Enter the maze

Disobedient Objects

The Victoria and Albert Museum in London has an exhibition from the Summer of 2014 on Disobedient Objects. It looks at the way protesters have designed objects to support their protests often with limited resources. The objects on display range from banners, badges and T-shirts to tubes designed to lock people together in a sit-down protest that is hard to move, and even printed teacups used by the suffragettes to spread their message into Edwardian homes.

Technology has played a part in home-made protest movements too, though not always in obvious ways. In Poland in the 1980s people wanted a subtle and easily hidden way to show their support for the Solidarity protest movement that ultimately overthrew state communism in the country. One way they used was to turn small electrical resistors into lapel badges, both as a play on the word resistance and to show support for the pirate radio stations that were helping their cause.

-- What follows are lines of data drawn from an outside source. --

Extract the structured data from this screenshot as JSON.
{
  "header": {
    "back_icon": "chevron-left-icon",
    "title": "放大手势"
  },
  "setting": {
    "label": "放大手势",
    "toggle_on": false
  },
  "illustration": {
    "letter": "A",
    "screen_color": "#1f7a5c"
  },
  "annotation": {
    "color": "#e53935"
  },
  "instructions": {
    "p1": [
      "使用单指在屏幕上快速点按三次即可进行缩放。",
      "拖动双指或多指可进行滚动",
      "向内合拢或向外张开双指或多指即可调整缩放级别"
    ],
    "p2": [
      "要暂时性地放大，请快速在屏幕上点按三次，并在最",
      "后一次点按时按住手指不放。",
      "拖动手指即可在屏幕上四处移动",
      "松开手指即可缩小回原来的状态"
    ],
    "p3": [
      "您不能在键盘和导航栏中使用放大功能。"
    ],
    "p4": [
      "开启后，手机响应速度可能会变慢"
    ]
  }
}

As technology advances it is often taken up by authoritarian regimes to maintain their power. Some exhibits show how it could be used by protesters to fight back too. Robots are increasingly being militarised and if they aren't already will no doubt soon be used by regimes to both spy on and help quash protest movements. Some designers have tried to show that robots have a part to play in protest too. The Graffiti Writer robot from 1998 carries a rack of aerosol cans on its back. As it trundles along it paints protest messages on the pavement behind it, allowing protesters to stay a safe distance from their graffiti. The Institute of Applied Autonomy who designed it wanted to highlight the (then) coming of robot warfare, suggesting robots could be used in protests against repressive regimes too. Only three years later the first armed drones - essentially flying military robots - were used over Afghanistan. Drones can by used by protesters too. The FLONE is a simple home-assembled drone that can hold a smart phone and be used, for example, to film any brutal action of police during peaceful protests.

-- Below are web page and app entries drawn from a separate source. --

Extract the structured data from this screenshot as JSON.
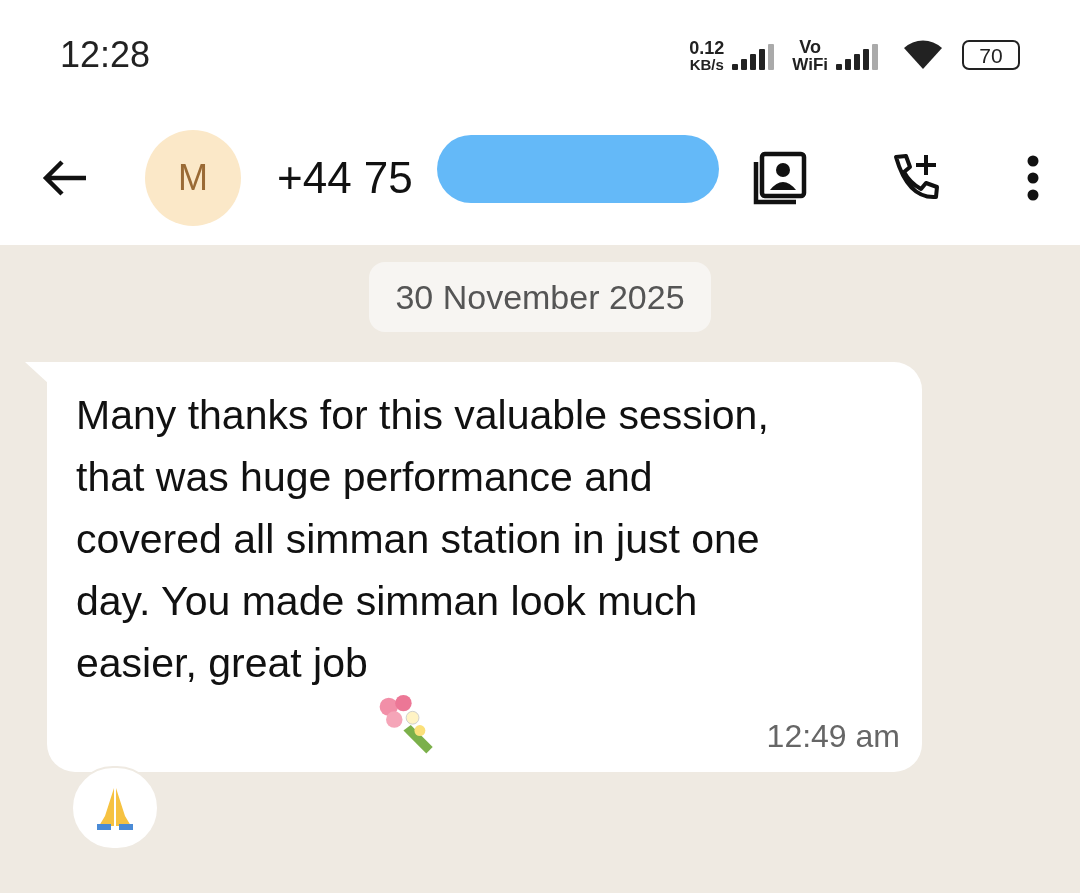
{
  "status_bar": {
    "time": "12:28",
    "speed_value": "0.12",
    "speed_unit": "KB/s",
    "volte_top": "Vo",
    "volte_bottom": "WiFi",
    "battery": "70"
  },
  "header": {
    "avatar_letter": "M",
    "contact": "+44 75"
  },
  "date_chip": "30 November 2025",
  "message": {
    "text": "Many thanks for this valuable session, that was huge performance and covered all simman station in just one day. You made simman look much easier, great job",
    "time": "12:49 am"
  }
}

Authoritarian regimes may increasingly use technology to suppress their people, but the Disobedient Objects exhibition shows imaginative protesters can turn the same technology on its head and use it to support their protests too.